> Data for processing
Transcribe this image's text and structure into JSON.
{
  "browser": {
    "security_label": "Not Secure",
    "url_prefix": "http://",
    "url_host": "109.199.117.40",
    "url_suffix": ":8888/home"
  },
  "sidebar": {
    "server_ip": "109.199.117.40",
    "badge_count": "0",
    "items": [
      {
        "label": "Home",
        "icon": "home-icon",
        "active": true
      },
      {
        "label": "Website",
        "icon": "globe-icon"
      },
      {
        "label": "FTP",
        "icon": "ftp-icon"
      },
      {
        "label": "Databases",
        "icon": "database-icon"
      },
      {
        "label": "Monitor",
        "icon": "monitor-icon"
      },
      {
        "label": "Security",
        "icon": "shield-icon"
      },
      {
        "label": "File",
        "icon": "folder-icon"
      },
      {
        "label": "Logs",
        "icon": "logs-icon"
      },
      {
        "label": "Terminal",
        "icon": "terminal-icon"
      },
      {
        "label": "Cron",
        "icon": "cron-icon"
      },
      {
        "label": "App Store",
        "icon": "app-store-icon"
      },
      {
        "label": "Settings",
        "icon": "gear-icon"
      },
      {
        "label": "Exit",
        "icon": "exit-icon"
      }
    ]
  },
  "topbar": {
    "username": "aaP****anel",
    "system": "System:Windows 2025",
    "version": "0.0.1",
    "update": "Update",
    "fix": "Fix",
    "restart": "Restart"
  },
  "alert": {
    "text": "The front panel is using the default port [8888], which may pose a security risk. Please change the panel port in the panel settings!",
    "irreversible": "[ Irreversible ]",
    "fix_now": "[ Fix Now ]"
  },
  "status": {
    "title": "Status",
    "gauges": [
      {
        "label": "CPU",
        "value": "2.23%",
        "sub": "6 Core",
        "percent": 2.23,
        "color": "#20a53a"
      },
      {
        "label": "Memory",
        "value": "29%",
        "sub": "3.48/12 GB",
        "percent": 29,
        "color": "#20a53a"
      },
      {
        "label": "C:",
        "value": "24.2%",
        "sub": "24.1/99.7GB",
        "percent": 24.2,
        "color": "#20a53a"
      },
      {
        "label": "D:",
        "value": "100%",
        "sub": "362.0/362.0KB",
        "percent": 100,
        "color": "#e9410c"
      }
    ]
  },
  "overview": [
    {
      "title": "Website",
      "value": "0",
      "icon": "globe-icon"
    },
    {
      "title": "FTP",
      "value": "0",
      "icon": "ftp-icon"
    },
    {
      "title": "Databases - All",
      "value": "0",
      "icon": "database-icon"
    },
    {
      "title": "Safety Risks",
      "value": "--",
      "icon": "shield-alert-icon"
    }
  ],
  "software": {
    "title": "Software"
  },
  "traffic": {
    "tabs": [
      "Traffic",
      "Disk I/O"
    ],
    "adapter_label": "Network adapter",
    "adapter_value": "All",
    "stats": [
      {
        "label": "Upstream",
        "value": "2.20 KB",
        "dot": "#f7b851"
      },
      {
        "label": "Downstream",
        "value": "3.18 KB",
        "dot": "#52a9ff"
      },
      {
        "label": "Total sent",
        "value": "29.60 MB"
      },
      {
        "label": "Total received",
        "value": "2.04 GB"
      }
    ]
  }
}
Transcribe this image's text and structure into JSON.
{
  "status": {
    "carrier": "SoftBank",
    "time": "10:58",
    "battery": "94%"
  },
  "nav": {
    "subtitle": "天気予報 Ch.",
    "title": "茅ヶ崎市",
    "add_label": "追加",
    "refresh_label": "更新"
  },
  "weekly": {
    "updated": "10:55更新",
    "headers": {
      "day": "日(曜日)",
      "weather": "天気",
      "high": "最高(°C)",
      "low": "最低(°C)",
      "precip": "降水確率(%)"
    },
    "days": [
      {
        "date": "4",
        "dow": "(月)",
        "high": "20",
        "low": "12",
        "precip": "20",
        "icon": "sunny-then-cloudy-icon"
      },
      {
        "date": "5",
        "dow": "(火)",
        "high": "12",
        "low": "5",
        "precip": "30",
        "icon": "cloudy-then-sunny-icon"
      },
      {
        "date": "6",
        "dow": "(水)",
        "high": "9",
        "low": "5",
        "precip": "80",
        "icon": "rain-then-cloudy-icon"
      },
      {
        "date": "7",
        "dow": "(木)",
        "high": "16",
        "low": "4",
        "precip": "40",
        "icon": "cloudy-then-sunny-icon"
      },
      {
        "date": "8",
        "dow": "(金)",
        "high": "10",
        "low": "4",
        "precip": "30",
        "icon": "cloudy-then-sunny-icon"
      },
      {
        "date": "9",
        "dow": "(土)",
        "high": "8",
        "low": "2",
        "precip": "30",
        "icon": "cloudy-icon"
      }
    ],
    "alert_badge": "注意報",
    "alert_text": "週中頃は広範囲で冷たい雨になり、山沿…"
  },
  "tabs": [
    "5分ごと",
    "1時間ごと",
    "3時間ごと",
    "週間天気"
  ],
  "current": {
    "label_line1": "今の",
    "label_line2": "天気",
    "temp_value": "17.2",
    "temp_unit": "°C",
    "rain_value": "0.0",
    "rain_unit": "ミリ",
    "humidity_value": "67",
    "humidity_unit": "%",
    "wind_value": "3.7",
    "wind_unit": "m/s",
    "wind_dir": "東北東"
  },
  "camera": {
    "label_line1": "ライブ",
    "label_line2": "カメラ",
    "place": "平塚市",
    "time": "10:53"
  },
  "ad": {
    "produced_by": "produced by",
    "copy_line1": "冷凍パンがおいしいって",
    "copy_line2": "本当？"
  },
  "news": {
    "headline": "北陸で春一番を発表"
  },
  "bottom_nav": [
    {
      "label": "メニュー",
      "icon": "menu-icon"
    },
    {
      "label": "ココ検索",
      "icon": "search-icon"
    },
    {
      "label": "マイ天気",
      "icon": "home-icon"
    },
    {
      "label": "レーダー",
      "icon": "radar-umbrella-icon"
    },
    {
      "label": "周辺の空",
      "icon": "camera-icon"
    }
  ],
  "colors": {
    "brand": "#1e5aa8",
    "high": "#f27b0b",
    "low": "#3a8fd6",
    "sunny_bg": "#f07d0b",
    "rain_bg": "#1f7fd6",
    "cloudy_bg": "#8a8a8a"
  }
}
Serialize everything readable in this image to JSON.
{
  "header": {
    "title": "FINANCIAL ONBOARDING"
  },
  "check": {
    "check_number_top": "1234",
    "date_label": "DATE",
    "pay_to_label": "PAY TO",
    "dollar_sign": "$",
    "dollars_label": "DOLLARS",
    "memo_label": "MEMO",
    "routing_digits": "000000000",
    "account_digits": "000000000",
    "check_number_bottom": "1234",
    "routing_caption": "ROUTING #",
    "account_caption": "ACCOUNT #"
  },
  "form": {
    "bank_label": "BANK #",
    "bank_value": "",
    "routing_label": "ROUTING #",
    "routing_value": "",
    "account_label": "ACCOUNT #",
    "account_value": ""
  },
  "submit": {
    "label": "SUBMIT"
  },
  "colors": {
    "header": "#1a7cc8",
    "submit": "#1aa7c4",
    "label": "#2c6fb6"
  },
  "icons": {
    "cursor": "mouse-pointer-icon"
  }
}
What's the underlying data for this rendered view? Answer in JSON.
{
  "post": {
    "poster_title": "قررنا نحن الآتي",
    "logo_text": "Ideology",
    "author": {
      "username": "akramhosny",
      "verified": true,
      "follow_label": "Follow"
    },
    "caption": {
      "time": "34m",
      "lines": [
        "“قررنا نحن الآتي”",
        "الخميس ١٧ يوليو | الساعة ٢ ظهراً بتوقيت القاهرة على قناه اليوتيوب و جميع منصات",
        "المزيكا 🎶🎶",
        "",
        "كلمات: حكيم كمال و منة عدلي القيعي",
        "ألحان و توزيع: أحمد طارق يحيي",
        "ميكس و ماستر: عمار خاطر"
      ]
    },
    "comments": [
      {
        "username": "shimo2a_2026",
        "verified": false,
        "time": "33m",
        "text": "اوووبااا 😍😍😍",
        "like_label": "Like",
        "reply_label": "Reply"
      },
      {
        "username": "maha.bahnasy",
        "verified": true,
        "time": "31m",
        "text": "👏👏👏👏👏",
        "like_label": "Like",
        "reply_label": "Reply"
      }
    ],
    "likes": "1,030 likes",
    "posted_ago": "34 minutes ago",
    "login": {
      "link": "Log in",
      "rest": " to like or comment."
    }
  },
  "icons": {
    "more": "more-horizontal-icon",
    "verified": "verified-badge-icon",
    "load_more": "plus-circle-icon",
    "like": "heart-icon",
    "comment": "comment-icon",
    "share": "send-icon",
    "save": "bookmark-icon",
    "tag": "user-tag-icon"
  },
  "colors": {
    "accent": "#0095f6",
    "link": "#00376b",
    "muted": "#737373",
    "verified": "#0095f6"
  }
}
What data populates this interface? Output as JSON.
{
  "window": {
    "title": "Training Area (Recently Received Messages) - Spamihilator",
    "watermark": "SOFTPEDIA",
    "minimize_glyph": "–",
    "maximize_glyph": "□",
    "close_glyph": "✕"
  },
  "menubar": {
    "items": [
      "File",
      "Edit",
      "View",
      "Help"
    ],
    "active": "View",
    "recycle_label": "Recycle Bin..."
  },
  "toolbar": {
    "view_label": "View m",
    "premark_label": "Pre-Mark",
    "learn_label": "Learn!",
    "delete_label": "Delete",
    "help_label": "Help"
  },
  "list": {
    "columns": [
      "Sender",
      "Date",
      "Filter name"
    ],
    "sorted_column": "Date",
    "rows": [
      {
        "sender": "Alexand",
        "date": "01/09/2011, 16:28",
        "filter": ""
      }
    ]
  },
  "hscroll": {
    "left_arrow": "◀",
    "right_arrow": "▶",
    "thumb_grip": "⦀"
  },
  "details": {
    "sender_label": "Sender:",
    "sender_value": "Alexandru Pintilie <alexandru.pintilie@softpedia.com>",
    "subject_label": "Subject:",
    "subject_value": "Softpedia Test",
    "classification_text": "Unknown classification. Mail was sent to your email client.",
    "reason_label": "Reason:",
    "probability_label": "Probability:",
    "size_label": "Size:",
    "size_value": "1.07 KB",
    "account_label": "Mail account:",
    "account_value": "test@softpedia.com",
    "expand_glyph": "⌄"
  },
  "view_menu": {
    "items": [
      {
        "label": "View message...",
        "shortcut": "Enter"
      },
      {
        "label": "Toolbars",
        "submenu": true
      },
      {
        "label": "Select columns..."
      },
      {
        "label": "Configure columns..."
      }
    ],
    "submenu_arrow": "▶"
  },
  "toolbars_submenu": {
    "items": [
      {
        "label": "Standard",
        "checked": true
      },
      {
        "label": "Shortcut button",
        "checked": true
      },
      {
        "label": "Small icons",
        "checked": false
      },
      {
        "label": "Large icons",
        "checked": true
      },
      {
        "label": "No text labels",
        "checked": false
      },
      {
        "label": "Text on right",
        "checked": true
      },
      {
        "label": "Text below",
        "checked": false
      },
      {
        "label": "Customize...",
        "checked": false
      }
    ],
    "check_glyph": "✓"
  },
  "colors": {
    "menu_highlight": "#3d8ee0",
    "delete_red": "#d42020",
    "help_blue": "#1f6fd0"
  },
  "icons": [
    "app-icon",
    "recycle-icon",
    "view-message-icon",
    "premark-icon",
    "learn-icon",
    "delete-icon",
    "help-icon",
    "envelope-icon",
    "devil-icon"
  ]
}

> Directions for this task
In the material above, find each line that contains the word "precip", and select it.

> Response to this exercise
      "precip": "降水確率(%)"
        "precip": "20",
        "precip": "30",
        "precip": "80",
        "precip": "40",
        "precip": "30",
        "precip": "30",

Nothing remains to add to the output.